"In recent weeks we have raised this issue with all main UK political parties and will be following up after the general election."

Clare Murphy, Director of External Affairs with bpas (the British Pregnancy Advisory Service), which provides abortions, said she welcomed any moves to improve women's access to lawful services in Northern Ireland.

"Abortion is a devolved issue, hence Labour's pledge to work with the Assembly to move forward on this," she commented.

"Ultimately, bpas would like to see abortion decriminalised across the UK, and abortion regulated in the same way as other health care services - from Belfast to Brighton.

"In the meantime we would also like to see women from Northern Ireland, as UK taxpayers, able to access NHS-funded abortion services in England. The fact they must both travel and pay privately for treatment that women elsewhere in the UK receive for free is grossly unfair."

Alliance for Choice said it would welcome Labour pushing the Assembly to ensure free, safe and legal abortion access for people in Northern Ireland, but through legislation here as opposed to the extension of the flawed 1967 Act.

"It would be interesting to see if Labour are going to push as strongly from a whole-party front for decriminalisation in England and Wales too," a spokesperson said.

"It's heartening that outside parties and organisations want to work to improve reproductive choices in Northern Ireland but also sad that in 2017 we're discussing this using the language of 'extending rights', which really makes it sound like we're asking for something over and above, when in reality these should be basic human rights afforded to every person who needs them, regardless of geographical location or class."

The 1967 Abortion Act has never been introduced to Northern Ireland and women here may only access a termination if their life is at risk, or there is a permanent or serious risk to their mental or physical health.

Foetal abnormalities, rape and incest are not considered grounds for a legal abortion, so hundreds of women from Northern Ireland travel to Britain each year for terminations.

The issue of abortion is devolved to the Northern Ireland Assembly at Stormont, although the Westminster Parliament can technically impose a change in the law on the province.

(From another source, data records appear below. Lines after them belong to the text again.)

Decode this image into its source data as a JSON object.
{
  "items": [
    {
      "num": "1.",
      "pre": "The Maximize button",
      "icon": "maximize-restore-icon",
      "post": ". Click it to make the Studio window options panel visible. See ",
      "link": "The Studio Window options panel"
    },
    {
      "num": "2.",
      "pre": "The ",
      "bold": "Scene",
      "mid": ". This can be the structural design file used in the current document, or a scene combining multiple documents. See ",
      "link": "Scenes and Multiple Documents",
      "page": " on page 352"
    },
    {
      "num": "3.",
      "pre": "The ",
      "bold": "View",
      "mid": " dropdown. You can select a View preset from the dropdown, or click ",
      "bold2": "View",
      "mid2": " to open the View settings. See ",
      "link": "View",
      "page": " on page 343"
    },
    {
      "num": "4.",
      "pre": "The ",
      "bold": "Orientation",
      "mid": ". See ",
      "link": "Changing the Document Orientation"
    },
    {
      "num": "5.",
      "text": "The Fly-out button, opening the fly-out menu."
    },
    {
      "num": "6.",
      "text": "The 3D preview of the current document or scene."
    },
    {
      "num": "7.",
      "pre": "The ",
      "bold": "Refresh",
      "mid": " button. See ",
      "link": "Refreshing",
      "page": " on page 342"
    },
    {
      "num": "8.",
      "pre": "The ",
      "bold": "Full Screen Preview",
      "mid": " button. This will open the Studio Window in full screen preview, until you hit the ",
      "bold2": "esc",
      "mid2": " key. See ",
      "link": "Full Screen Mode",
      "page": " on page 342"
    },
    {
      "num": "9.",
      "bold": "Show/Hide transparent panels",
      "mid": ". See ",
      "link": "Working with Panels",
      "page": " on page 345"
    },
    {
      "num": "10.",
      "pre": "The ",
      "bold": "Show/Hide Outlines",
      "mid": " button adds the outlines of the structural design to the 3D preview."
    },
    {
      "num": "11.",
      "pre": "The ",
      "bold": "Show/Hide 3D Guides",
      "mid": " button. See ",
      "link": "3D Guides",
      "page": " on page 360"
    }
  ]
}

However, previous attempts have failed, including a 2008 proposal that was blocked by the then Leader of the House of Commons, Harriet Harman, over fears it could lead the House of Lords amending existing British law.